The College of the Adirondacks, in its newest form, has a chance to rise again from the ashes and achieve a greatness it has never known. As Richard Lewis told me, this infusion of capital is “going to be like a springboard” for the college. It is commonly accepted that small, private colleges need a student base of at least 1000 students to survive; PSC has not met that minimum in over half a decade, but perhaps now it will. I have seen the love that the alumni and the local community of Adirondackers have for this place. In recent weeks, I realized exactly how massive, how passionate, and how dedicated the family I joined in 2012 truly is.

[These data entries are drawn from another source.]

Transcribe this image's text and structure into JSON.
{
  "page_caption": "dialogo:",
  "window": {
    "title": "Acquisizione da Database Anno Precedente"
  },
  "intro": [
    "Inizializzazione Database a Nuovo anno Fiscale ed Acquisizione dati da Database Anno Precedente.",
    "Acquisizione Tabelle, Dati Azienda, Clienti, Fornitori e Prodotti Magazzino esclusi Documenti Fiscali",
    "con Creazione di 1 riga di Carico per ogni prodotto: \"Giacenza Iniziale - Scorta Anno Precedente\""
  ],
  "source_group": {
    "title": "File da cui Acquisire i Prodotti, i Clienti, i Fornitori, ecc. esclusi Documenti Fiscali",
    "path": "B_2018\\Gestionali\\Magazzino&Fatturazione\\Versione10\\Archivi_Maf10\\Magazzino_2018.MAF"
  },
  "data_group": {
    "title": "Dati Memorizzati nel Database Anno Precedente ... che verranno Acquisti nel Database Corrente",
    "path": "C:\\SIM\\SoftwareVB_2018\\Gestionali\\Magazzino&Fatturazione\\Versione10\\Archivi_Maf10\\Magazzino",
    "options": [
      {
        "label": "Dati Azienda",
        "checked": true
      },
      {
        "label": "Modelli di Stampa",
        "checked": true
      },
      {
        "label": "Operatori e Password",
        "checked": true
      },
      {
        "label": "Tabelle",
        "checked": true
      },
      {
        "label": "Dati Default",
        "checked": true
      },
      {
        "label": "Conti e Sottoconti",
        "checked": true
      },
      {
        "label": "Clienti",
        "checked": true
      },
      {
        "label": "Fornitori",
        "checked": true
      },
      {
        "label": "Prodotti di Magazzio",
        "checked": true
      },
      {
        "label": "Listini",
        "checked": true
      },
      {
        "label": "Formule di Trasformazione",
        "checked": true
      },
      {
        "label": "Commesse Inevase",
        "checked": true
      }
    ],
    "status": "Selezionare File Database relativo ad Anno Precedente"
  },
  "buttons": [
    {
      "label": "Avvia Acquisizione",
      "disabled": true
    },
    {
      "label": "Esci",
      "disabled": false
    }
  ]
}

I have faith that, very soon, the community will begin the final stage of the grieving process – acceptance. Joan Weill-Paul Smith’s College will now be established in the unique spirit and memory of Paul Smith’s College as it once was. It will be different, for sure – it may not be forever known as Paul Smith’s College – but it will still be the College of the Adirondacks; it will still be a place that is forever loved, forever influential, forever magical, and like the Adirondack mountains themselves, it will be forever wild. It is our responsibility to make sure of that.